lie

n.1

"an untruth," Old English lyge "lie, falsehood," from Proto-Germanic *lugiz (cf. Old Norse lygi, Danish løgn, Old Frisian leyne (fem.), Dutch leugen (fem.), Old High German lugi, German Lüge, Gothic liugn "a lie"), from the root of lie (v.1). To give the lie to "accuse directly of lying" is attested from 1590s. Lie-detector first recorded 1909.

Online Etymology Dictionary, © 2010 Douglas Harper

lie through one's teeth in Medicine

lie

(lī)
n.
  1. The manner or position in which something is situated, especially the relation that the long axis of a fetus bears to that of its mother.
The American Heritage® Stedman's Medical Dictionary Copyright © 2002, 2001, 1995 by Houghton Mifflin Company. Published by Houghton Mifflin Company.

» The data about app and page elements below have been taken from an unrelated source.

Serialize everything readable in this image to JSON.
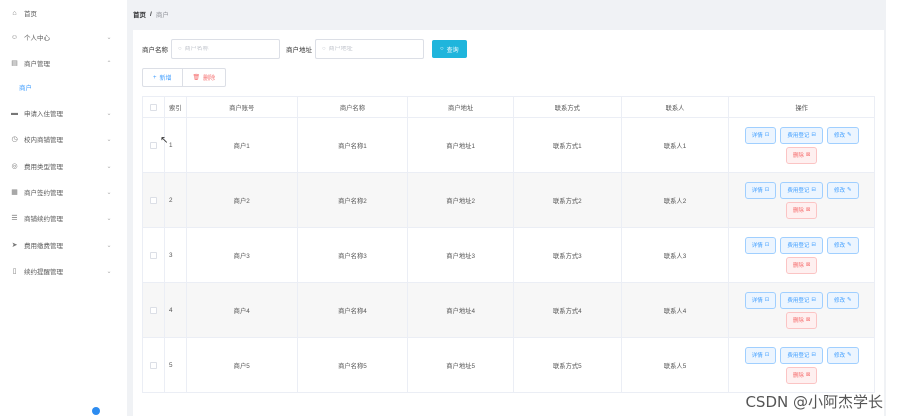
{
  "sidebar": {
    "items": [
      {
        "label": "首页",
        "icon": "home-icon",
        "glyph": "⌂",
        "has_arrow": false
      },
      {
        "label": "个人中心",
        "icon": "user-icon",
        "glyph": "☺",
        "has_arrow": true,
        "arrow": "⌄"
      },
      {
        "label": "商户管理",
        "icon": "shop-icon",
        "glyph": "▤",
        "has_arrow": true,
        "arrow": "⌃"
      },
      {
        "label": "申请入住管理",
        "icon": "monitor-icon",
        "glyph": "▬",
        "has_arrow": true,
        "arrow": "⌄"
      },
      {
        "label": "校内商铺管理",
        "icon": "clock-icon",
        "glyph": "◷",
        "has_arrow": true,
        "arrow": "⌄"
      },
      {
        "label": "费用类型管理",
        "icon": "coin-icon",
        "glyph": "◎",
        "has_arrow": true,
        "arrow": "⌄"
      },
      {
        "label": "商户签约管理",
        "icon": "grid-icon",
        "glyph": "▦",
        "has_arrow": true,
        "arrow": "⌄"
      },
      {
        "label": "商铺续约管理",
        "icon": "list-icon",
        "glyph": "☰",
        "has_arrow": true,
        "arrow": "⌄"
      },
      {
        "label": "费用缴费管理",
        "icon": "send-icon",
        "glyph": "➤",
        "has_arrow": true,
        "arrow": "⌄"
      },
      {
        "label": "续约提醒管理",
        "icon": "bell-icon",
        "glyph": "▯",
        "has_arrow": true,
        "arrow": "⌄"
      }
    ],
    "submenu_active": "商户"
  },
  "breadcrumb": {
    "home": "首页",
    "sep": "/",
    "current": "商户"
  },
  "search": {
    "name_label": "商户名称",
    "name_placeholder": "商户名称",
    "addr_label": "商户地址",
    "addr_placeholder": "商户地址",
    "button": "查询",
    "icon_glyph": "○"
  },
  "actions": {
    "add": "新增",
    "add_glyph": "+",
    "delete": "删除",
    "delete_glyph": "🗑"
  },
  "table": {
    "headers": [
      "",
      "索引",
      "商户账号",
      "商户名称",
      "商户地址",
      "联系方式",
      "联系人",
      "操作"
    ],
    "rows": [
      {
        "idx": "1",
        "account": "商户1",
        "name": "商户名称1",
        "addr": "商户地址1",
        "contact": "联系方式1",
        "person": "联系人1"
      },
      {
        "idx": "2",
        "account": "商户2",
        "name": "商户名称2",
        "addr": "商户地址2",
        "contact": "联系方式2",
        "person": "联系人2"
      },
      {
        "idx": "3",
        "account": "商户3",
        "name": "商户名称3",
        "addr": "商户地址3",
        "contact": "联系方式3",
        "person": "联系人3"
      },
      {
        "idx": "4",
        "account": "商户4",
        "name": "商户名称4",
        "addr": "商户地址4",
        "contact": "联系方式4",
        "person": "联系人4"
      },
      {
        "idx": "5",
        "account": "商户5",
        "name": "商户名称5",
        "addr": "商户地址5",
        "contact": "联系方式5",
        "person": "联系人5"
      }
    ],
    "ops": {
      "detail": "详情",
      "detail_glyph": "⊡",
      "payment": "费用登记",
      "payment_glyph": "⊟",
      "edit": "修改",
      "edit_glyph": "✎",
      "delete": "删除",
      "delete_glyph": "⊠"
    }
  },
  "watermark": "CSDN @小阿杰学长",
  "colors": {
    "primary": "#409eff",
    "search_button": "#1fb5dc",
    "danger": "#f56c6c",
    "sidebar_active": "#409eff"
  }
}
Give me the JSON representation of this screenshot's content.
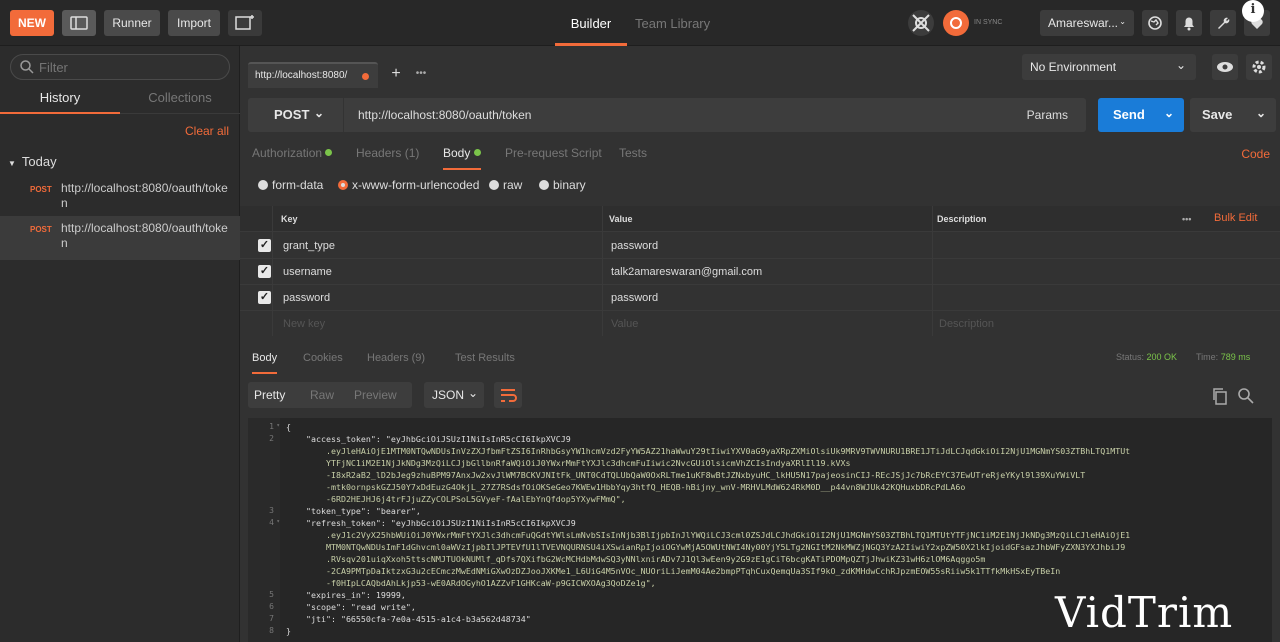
{
  "topbar": {
    "new_label": "NEW",
    "runner_label": "Runner",
    "import_label": "Import",
    "tabs": [
      "Builder",
      "Team Library"
    ],
    "sync_label": "IN SYNC",
    "user_label": "Amareswar...",
    "info_icon": "i"
  },
  "sidebar": {
    "filter_placeholder": "Filter",
    "tabs": [
      "History",
      "Collections"
    ],
    "clear_all": "Clear all",
    "group": "Today",
    "items": [
      {
        "method": "POST",
        "url": "http://localhost:8080/oauth/token"
      },
      {
        "method": "POST",
        "url": "http://localhost:8080/oauth/token"
      }
    ]
  },
  "request_tab": {
    "label": "http://localhost:8080/"
  },
  "environment": {
    "label": "No Environment"
  },
  "request": {
    "method": "POST",
    "url": "http://localhost:8080/oauth/token",
    "params_label": "Params",
    "send_label": "Send",
    "save_label": "Save",
    "tabs": {
      "authorization": "Authorization",
      "headers": "Headers (1)",
      "body": "Body",
      "prerequest": "Pre-request Script",
      "tests": "Tests"
    },
    "code_label": "Code",
    "body_types": [
      "form-data",
      "x-www-form-urlencoded",
      "raw",
      "binary"
    ],
    "selected_body_type": "x-www-form-urlencoded",
    "columns": {
      "key": "Key",
      "value": "Value",
      "description": "Description",
      "bulk_edit": "Bulk Edit",
      "more": "•••"
    },
    "rows": [
      {
        "key": "grant_type",
        "value": "password"
      },
      {
        "key": "username",
        "value": "talk2amareswaran@gmail.com"
      },
      {
        "key": "password",
        "value": "password"
      }
    ],
    "placeholders": {
      "key": "New key",
      "value": "Value",
      "description": "Description"
    }
  },
  "response": {
    "tabs": {
      "body": "Body",
      "cookies": "Cookies",
      "headers": "Headers (9)",
      "tests": "Test Results"
    },
    "status_label": "Status:",
    "status_value": "200 OK",
    "time_label": "Time:",
    "time_value": "789 ms",
    "formats": {
      "pretty": "Pretty",
      "raw": "Raw",
      "preview": "Preview"
    },
    "format_select": "JSON",
    "lines": [
      {
        "n": "1",
        "text": "{"
      },
      {
        "n": "2",
        "text": "    \"access_token\": \"eyJhbGciOiJSUzI1NiIsInR5cCI6IkpXVCJ9"
      },
      {
        "n": "",
        "text": "        .eyJleHAiOjE1MTM0NTQwNDUsInVzZXJfbmFtZSI6InRhbGsyYW1hcmVzd2FyYW5AZ21haWwuY29tIiwiYXV0aG9yaXRpZXMiOlsiUk9MRV9TWVNURU1BRE1JTiJdLCJqdGkiOiI2NjU1MGNmYS03ZTBhLTQ1MTUt"
      },
      {
        "n": "",
        "text": "        YTFjNC1iM2E1NjJkNDg3MzQiLCJjbGllbnRfaWQiOiJ0YWxrMmFtYXJlc3dhcmFuIiwic2NvcGUiOlsicmVhZCIsIndyaXRlIl19.kVXs"
      },
      {
        "n": "",
        "text": "        -I8xR2aB2_lD2bJeg9zhuBPM97AnxJw2xvJlWM7BCKVJNItFk_UNT0CdTQLUbQaW0OxRLTme1uKF8wBtJZNxbyuHC_lkHU5N17pajeosinCIJ-REcJSjJc7bRcEYC37EwUTreRjeYKyl9l39XuYWiVLT"
      },
      {
        "n": "",
        "text": "        -mtk0ornpskGZJ50Y7xDdEuzG4OkjL_27Z7RSdsfOiOKSeGeo7KWEw1HbbYqy3htfQ_HEQB-hBijny_wnV-MRHVLMdW624RkM0D__p44vn8WJUk42KQHuxbDRcPdLA6o"
      },
      {
        "n": "",
        "text": "        -6RD2HEJHJ6j4trFJjuZZyCOLPSoL5GVyeF-fAalEbYnQfdop5YXywFMmQ\","
      },
      {
        "n": "3",
        "text": "    \"token_type\": \"bearer\","
      },
      {
        "n": "4",
        "text": "    \"refresh_token\": \"eyJhbGciOiJSUzI1NiIsInR5cCI6IkpXVCJ9"
      },
      {
        "n": "",
        "text": "        .eyJ1c2VyX25hbWUiOiJ0YWxrMmFtYXJlc3dhcmFuQGdtYWlsLmNvbSIsInNjb3BlIjpbInJlYWQiLCJ3cml0ZSJdLCJhdGkiOiI2NjU1MGNmYS03ZTBhLTQ1MTUtYTFjNC1iM2E1NjJkNDg3MzQiLCJleHAiOjE1"
      },
      {
        "n": "",
        "text": "        MTM0NTQwNDUsImF1dGhvcml0aWVzIjpbIlJPTEVfU1lTVEVNQURNSU4iXSwianRpIjoiOGYwMjA5OWUtNWI4Ny00YjY5LTg2NGItM2NkMWZjNGQ3YzA2IiwiY2xpZW50X2lkIjoidGFsazJhbWFyZXN3YXJhbiJ9"
      },
      {
        "n": "",
        "text": "        .RVsqv201uiqXxoh5ttscNMJTUOkNUMlf_qDfs7QXifbG2WcMCHdbMdwSQ3yNNlxnirADv7J1Ql3wEen9y2G9zE1gCiT6bcgKATiPDOMpQZTjJhwiKZ31wH6zlOM6Aqggo5m"
      },
      {
        "n": "",
        "text": "        -2CA9PMTpDaIktzxG3u2cECmczMwEdNMiGXwOzDZJooJXKMe1_L6UiG4M5nVOc_NUOriLiJemM04Ae2bmpPTqhCuxQemqUa3SIf9kO_zdKMHdwCchRJpzmEOW55sRiiw5k1TTfkMkHSxEyTBeIn"
      },
      {
        "n": "",
        "text": "        -f0HIpLCAQbdAhLkjp53-wE0ARdOGyhO1AZZvF1GHKcaW-p9GICWXOAg3QoDZe1g\","
      },
      {
        "n": "5",
        "text": "    \"expires_in\": 19999,"
      },
      {
        "n": "6",
        "text": "    \"scope\": \"read write\","
      },
      {
        "n": "7",
        "text": "    \"jti\": \"66550cfa-7e0a-4515-a1c4-b3a562d48734\""
      },
      {
        "n": "8",
        "text": "}"
      }
    ]
  },
  "watermark": "VidTrim",
  "colors": {
    "accent": "#f26b3a",
    "send": "#1a7cd8",
    "status_ok": "#7bc44a"
  }
}
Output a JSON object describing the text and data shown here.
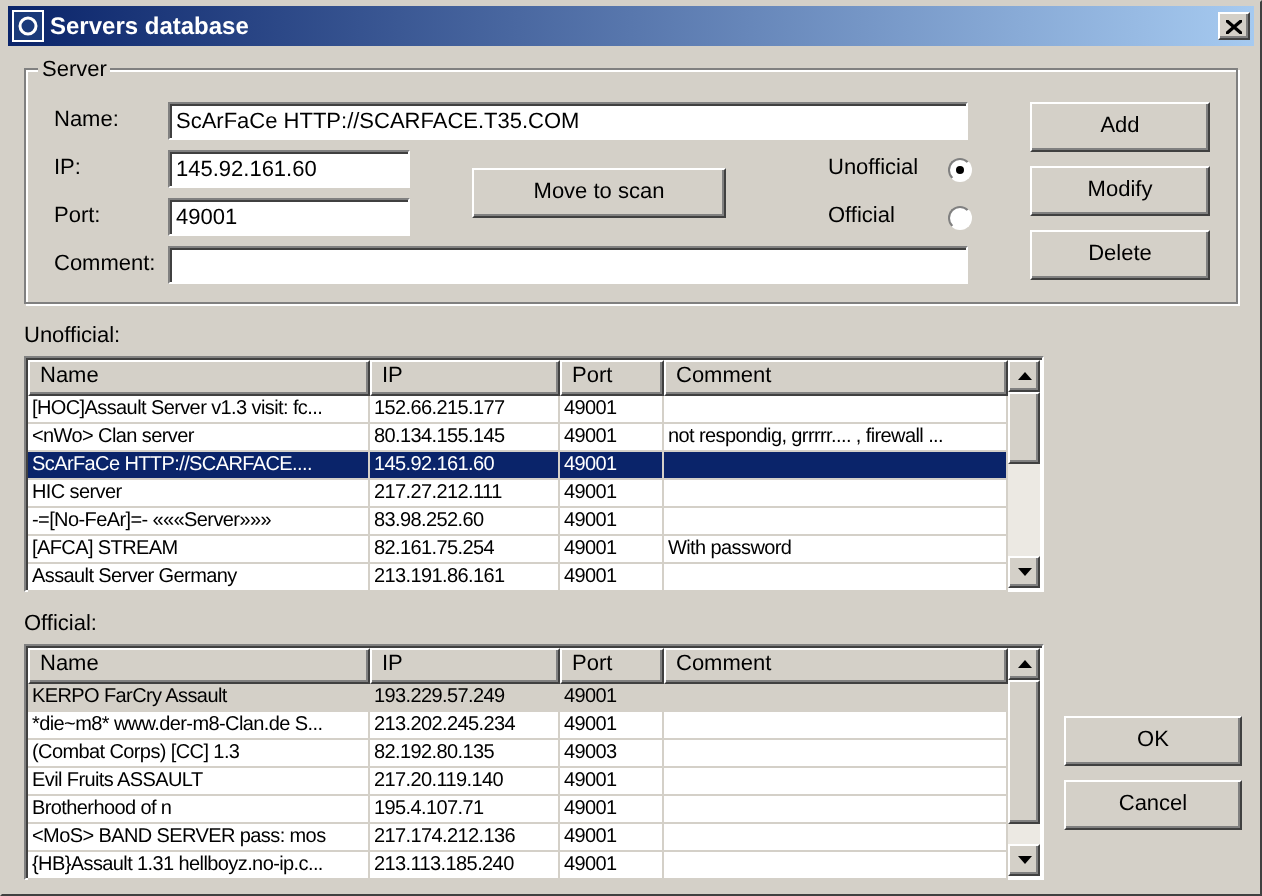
{
  "window": {
    "title": "Servers database"
  },
  "server": {
    "legend": "Server",
    "name_label": "Name:",
    "name_value": "ScArFaCe HTTP://SCARFACE.T35.COM",
    "ip_label": "IP:",
    "ip_value": "145.92.161.60",
    "port_label": "Port:",
    "port_value": "49001",
    "comment_label": "Comment:",
    "move_button": "Move to scan",
    "types": [
      {
        "label": "Unofficial",
        "selected": true
      },
      {
        "label": "Official",
        "selected": false
      }
    ]
  },
  "side_buttons": [
    "Add",
    "Modify",
    "Delete"
  ],
  "lists": [
    {
      "label": "Unofficial:",
      "columns": [
        "Name",
        "IP",
        "Port",
        "Comment"
      ],
      "focused": true,
      "rows": [
        {
          "cells": [
            "[HOC]Assault Server v1.3 visit: fc...",
            "152.66.215.177",
            "49001",
            ""
          ],
          "selected": false
        },
        {
          "cells": [
            "<nWo> Clan server",
            "80.134.155.145",
            "49001",
            "not respondig, grrrrr.... , firewall ..."
          ],
          "selected": false
        },
        {
          "cells": [
            "ScArFaCe HTTP://SCARFACE....",
            "145.92.161.60",
            "49001",
            ""
          ],
          "selected": true
        },
        {
          "cells": [
            "HIC server",
            "217.27.212.111",
            "49001",
            ""
          ],
          "selected": false
        },
        {
          "cells": [
            "-=[No-FeAr]=- «««Server»»»",
            "83.98.252.60",
            "49001",
            ""
          ],
          "selected": false
        },
        {
          "cells": [
            "[AFCA] STREAM",
            "82.161.75.254",
            "49001",
            "With password"
          ],
          "selected": false
        },
        {
          "cells": [
            "Assault Server Germany",
            "213.191.86.161",
            "49001",
            ""
          ],
          "selected": false
        }
      ]
    },
    {
      "label": "Official:",
      "columns": [
        "Name",
        "IP",
        "Port",
        "Comment"
      ],
      "focused": false,
      "rows": [
        {
          "cells": [
            "KERPO FarCry Assault",
            "193.229.57.249",
            "49001",
            ""
          ],
          "selected": true
        },
        {
          "cells": [
            "*die~m8* www.der-m8-Clan.de  S...",
            "213.202.245.234",
            "49001",
            ""
          ],
          "selected": false
        },
        {
          "cells": [
            "(Combat Corps)  [CC]   1.3",
            "82.192.80.135",
            "49003",
            ""
          ],
          "selected": false
        },
        {
          "cells": [
            "Evil Fruits ASSAULT",
            "217.20.119.140",
            "49001",
            ""
          ],
          "selected": false
        },
        {
          "cells": [
            "Brotherhood of n",
            "195.4.107.71",
            "49001",
            ""
          ],
          "selected": false
        },
        {
          "cells": [
            "<MoS> BAND SERVER  pass: mos",
            "217.174.212.136",
            "49001",
            ""
          ],
          "selected": false
        },
        {
          "cells": [
            "{HB}Assault 1.31 hellboyz.no-ip.c...",
            "213.113.185.240",
            "49001",
            ""
          ],
          "selected": false
        }
      ]
    }
  ],
  "dialog_buttons": [
    "OK",
    "Cancel"
  ]
}
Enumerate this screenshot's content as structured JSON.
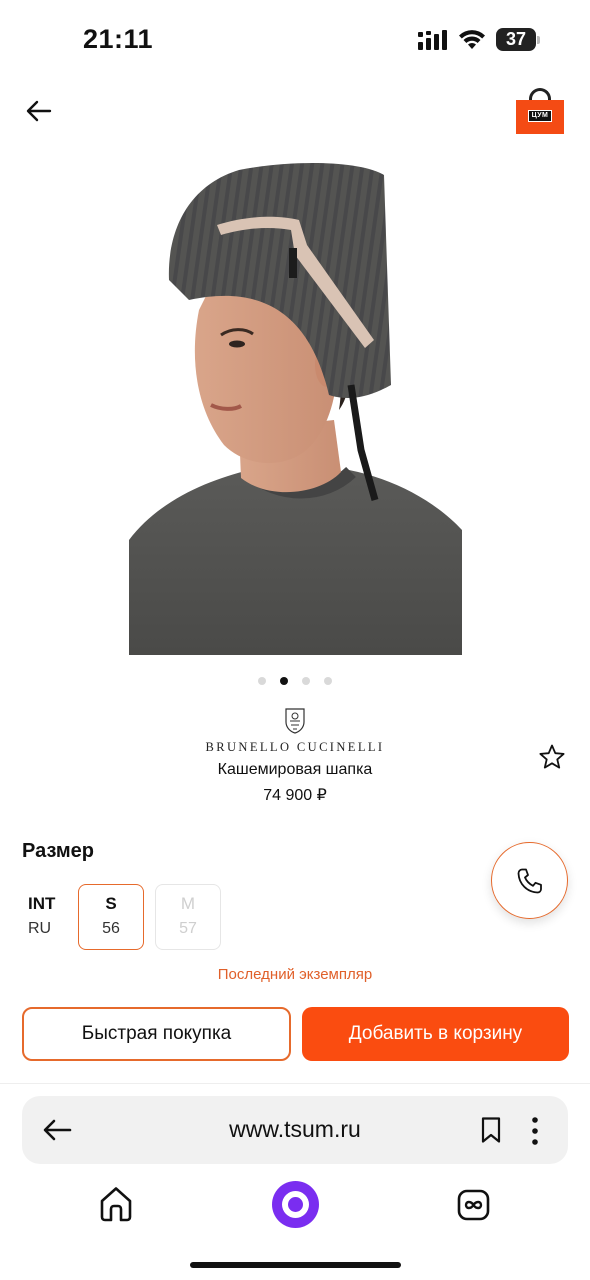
{
  "status_bar": {
    "time": "21:11",
    "battery": "37"
  },
  "header": {
    "bag_logo_text": "ЦУМ"
  },
  "gallery": {
    "pages": 4,
    "active_index": 1
  },
  "product": {
    "brand": "BRUNELLO CUCINELLI",
    "name": "Кашемировая шапка",
    "price": "74 900 ₽"
  },
  "size": {
    "title": "Размер",
    "systems": {
      "int": "INT",
      "ru": "RU"
    },
    "options": [
      {
        "int": "S",
        "ru": "56",
        "selected": true,
        "available": true
      },
      {
        "int": "M",
        "ru": "57",
        "selected": false,
        "available": false
      }
    ],
    "stock_note": "Последний экземпляр"
  },
  "actions": {
    "quick_buy": "Быстрая покупка",
    "add_to_cart": "Добавить в корзину"
  },
  "browser": {
    "url": "www.tsum.ru"
  },
  "colors": {
    "accent": "#fa4c10",
    "accent_border": "#e66a2c",
    "alice": "#7a2df0"
  }
}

Idioms and Phrases with lie through one's teeth

lie through one's teeth

Also, lie in one's teeth. Utter outrageous falsehoods, as in He was lying through his teeth when he said he'd never seen her before; they've known each other for years. This expression presumably alludes to a particular facial grimace one assumes when lying. [c. 1300]

lie

The American Heritage® Idioms Dictionary Copyright © 2002, 2001, 1995 by Houghton Mifflin Harcourt Publishing Company. Published by Houghton Mifflin Harcourt Publishing Company.